- What you have to do: Copy all lines holding the word "Diego" from the entries.

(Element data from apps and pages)
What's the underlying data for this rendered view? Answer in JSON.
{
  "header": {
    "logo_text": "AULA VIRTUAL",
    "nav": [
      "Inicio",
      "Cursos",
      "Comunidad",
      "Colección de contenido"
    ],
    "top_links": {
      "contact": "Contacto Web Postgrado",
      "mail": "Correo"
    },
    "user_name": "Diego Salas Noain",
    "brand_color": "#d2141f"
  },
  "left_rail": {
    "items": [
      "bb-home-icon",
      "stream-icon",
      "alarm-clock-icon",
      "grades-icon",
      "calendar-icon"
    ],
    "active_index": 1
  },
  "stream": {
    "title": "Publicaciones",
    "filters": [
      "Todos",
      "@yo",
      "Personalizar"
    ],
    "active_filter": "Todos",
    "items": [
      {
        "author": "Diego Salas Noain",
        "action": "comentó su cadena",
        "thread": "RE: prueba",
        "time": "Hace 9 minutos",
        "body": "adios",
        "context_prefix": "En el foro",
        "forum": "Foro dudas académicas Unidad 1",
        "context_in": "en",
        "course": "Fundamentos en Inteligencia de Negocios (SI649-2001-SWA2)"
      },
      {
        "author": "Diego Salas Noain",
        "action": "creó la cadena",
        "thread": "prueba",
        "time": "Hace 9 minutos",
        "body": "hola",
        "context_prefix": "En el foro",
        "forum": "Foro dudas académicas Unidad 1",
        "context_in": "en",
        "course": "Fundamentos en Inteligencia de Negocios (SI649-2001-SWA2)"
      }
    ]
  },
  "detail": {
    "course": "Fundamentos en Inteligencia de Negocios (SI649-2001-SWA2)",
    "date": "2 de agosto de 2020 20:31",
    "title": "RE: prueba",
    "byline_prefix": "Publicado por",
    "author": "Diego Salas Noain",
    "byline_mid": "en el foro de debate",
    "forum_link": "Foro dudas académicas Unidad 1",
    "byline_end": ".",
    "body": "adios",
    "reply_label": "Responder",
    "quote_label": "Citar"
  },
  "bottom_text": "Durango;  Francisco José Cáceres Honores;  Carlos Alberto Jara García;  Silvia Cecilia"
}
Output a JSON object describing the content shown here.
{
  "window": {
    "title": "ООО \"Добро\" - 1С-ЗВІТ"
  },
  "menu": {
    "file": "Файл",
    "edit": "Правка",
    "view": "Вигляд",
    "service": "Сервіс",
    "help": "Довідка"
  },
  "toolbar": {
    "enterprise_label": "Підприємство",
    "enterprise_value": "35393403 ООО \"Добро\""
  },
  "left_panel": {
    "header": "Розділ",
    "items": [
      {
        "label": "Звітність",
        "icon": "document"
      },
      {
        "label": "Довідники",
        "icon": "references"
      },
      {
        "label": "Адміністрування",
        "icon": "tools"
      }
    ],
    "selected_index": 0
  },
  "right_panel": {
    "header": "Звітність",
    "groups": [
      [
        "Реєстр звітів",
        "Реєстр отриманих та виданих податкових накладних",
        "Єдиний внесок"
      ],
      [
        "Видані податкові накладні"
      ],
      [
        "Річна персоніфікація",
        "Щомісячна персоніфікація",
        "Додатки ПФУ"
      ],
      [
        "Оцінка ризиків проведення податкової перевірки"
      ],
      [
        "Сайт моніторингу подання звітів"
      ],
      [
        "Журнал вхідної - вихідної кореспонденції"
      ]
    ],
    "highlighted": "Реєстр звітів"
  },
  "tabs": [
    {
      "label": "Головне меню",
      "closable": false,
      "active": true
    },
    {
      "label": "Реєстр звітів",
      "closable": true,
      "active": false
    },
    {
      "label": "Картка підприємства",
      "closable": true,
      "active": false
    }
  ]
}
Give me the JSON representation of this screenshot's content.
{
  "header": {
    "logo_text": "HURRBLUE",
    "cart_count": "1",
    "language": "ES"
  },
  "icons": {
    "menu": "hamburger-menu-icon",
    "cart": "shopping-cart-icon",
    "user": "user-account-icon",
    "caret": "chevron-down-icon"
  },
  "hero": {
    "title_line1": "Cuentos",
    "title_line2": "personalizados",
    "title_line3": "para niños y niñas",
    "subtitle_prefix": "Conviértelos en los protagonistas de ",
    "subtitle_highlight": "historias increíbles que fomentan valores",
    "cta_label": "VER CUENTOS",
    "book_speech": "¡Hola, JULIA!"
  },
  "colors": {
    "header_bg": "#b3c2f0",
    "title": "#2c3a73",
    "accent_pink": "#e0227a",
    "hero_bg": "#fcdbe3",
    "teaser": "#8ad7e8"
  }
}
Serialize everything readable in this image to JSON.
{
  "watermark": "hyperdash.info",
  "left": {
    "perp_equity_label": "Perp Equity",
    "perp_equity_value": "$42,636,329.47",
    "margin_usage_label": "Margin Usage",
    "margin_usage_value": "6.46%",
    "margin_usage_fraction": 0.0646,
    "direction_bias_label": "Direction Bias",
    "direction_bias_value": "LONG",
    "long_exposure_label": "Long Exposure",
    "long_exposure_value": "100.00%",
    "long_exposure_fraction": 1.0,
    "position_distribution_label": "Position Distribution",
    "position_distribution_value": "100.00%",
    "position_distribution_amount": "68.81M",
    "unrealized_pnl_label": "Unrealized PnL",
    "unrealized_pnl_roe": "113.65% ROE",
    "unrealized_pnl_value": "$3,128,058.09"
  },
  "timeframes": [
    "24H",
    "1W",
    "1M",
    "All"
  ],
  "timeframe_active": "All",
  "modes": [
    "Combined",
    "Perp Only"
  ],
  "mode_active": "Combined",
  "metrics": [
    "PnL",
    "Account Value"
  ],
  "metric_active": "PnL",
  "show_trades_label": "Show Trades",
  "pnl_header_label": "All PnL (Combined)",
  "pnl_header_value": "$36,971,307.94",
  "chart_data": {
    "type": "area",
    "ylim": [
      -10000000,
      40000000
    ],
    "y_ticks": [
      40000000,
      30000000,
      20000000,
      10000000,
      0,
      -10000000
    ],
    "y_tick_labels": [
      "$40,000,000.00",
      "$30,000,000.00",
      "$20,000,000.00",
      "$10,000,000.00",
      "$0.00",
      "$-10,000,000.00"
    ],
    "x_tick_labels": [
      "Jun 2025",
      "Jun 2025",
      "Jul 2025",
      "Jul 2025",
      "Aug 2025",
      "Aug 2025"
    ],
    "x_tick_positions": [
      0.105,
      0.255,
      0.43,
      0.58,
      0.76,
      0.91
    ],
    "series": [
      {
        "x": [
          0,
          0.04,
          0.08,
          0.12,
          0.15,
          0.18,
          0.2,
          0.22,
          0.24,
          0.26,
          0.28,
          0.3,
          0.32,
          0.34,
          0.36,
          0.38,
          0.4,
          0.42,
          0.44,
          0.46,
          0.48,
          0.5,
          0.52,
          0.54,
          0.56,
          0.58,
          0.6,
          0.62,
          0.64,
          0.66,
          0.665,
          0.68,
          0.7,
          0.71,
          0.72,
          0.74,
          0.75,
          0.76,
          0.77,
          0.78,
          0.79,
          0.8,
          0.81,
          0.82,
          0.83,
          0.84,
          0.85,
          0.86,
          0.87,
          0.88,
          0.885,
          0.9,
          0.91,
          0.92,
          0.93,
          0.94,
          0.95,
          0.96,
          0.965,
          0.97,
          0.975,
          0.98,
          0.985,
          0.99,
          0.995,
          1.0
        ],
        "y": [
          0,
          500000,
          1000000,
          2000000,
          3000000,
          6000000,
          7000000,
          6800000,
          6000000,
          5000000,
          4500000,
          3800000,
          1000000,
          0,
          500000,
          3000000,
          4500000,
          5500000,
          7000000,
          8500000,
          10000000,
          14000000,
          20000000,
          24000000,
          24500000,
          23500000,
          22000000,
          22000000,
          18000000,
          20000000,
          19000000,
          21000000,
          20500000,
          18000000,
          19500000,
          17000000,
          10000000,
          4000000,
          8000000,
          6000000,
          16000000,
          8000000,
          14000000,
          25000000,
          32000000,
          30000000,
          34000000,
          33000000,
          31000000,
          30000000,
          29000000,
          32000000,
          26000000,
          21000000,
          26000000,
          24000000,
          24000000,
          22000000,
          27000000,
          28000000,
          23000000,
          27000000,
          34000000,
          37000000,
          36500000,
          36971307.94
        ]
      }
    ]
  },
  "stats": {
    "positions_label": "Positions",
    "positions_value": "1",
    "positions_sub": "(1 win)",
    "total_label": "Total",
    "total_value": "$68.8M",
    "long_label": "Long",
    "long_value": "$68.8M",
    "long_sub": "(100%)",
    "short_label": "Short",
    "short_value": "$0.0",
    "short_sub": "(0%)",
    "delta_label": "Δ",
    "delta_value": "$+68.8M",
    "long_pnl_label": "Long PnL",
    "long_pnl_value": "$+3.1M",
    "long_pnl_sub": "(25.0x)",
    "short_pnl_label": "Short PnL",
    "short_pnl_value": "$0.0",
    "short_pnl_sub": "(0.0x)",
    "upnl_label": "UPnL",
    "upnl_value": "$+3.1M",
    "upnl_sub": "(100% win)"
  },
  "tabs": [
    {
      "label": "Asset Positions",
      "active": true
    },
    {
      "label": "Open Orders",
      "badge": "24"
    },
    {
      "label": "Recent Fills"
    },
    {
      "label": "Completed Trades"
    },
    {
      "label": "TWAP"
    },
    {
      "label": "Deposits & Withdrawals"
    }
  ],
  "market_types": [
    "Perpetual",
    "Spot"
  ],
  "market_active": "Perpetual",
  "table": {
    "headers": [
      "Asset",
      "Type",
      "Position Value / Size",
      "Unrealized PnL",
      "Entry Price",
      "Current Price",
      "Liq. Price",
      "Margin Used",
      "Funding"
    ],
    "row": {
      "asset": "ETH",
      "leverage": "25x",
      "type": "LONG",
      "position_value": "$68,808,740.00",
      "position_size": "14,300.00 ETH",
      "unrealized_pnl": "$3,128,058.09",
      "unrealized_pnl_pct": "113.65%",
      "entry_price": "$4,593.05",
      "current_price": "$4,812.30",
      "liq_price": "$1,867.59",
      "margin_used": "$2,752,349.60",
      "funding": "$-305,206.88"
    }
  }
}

- Task solution:
    "user_name": "Diego Salas Noain",
        "author": "Diego Salas Noain",
        "author": "Diego Salas Noain",
    "author": "Diego Salas Noain",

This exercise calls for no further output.